The poems provide an awfully good basis for comparison, yet I'm embarrassed to say I didn't even catch the connection between them until after I'd posted "Blandeur" yesterday.



Brenda's Arizona said...

Grandeur vs. Blandeur - NEAT!
Hopkins' reminds me of taking my Mom to Yellowstone last summer. Watching Old Faithful blow - the grandeur is what she remembers. "Nature is never spent". Mom wanted to shake anyone who wasn't paying attention to the 'blow' - to anyone who was busy talking on his/her cell phone, ignoring the grandeur.

Which begs the question - when Old Faithful blows, and no one is there to see it... is it at lovely? Does God put as much effort into it?

Pasadena Adjacent said...

now that I've read this post I'm ready to take back 3/4's of my comment in the last post (the horse name stands).

Blandeur, it's a perfect description.

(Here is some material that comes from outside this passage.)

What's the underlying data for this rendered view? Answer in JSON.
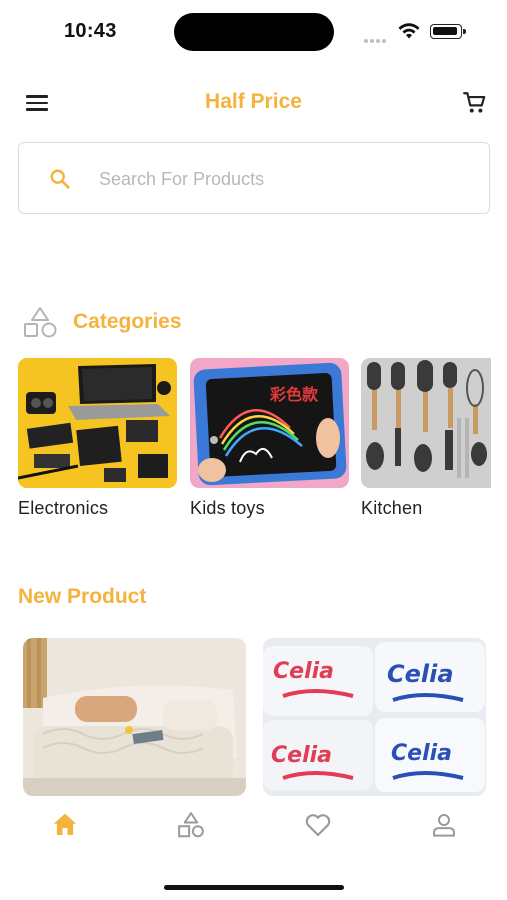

I hope it doesn't catch on. Like the overly used "shape shifter" Two words I loved hearing together that are now becoming too commonly used.

Banjo52 said...

PA, 1. you BETTER leave that horse name alone! 2. That's the problem with cliche, isn't it--tho' I'm not sure I hear "shape shifter" as cliche just yet.

Pasadena Adjacent said...

I went back and re-read. Maybe I'd ax the Camus quote.

"Shape-shifter" I recently discovered it in Mary Karr's middle memoir Cherry. Written in 2000. It got me to thinking and dreading. Something similar happened to me when I took a passed over reference out of a movie that pop culture seemed to have bypassed ten years earlier. Anyhow, I put it into a 20 x 60 ft Billboard that graced Hollywood blvd (and above Fredrick's of Hollywood; I was so honored). Well received, plenty of applause etc etc. Then maybe five years after the fact, the "quote" returned and became part of pop-culture's lexicon, making my work look cliche.

Unless your famous, those tides you ride before trends, can come back to bite you.

Jean Spitzer said...

I'm just about up to reading, but while I haven't been up to much analysis, I have been loving your photos these past weeks. My favorite is the wreath of egrets from a few posts ago.

Banjo52 said...

PA, you were there first!

Jean, thanks. With birds, they don't usually allow planning a pattern, but I did see that circle and jumped on it. Yet I never thought of "wreath," which is perfect.

Hope you're fully back soon.

Banjo52 said...

Brenda, now Blogspot is eating MY comments. The story of your mom and Yellowstone really says some stuff. Although I don't think I'd ever be on my phone beside Old Faithful, I think I now admit to being almost as moved (is that the word?) by pastoral scenes in Ohio, Indiana, and so forth. How about this?--farms and woods in hill country conjure thoughts of man IN nature, while places like the Tetons (just for variety) show man UNDER nature. If someone needs to be told that nature is bigger than he is . . . well, he just might be on his cell phone as an avalanche thunders down, and that just might be a good thing.

I don't mean we have to choose--Rockies VERSUS Paducah, KY, for example. I guess I mean the Rockies and their ilk are so OBVIOUSLY grand that needing that much to see nature's beauty and might suggests a deficiency in the observer. Paducah has its glories too. And I-80 across Pennsylvania.

TMI? Might be a good time for us all to re-read the conclusion of Wallace Stevens' "Nomad Exquisite" (about a month ago here).

Lovers' Lane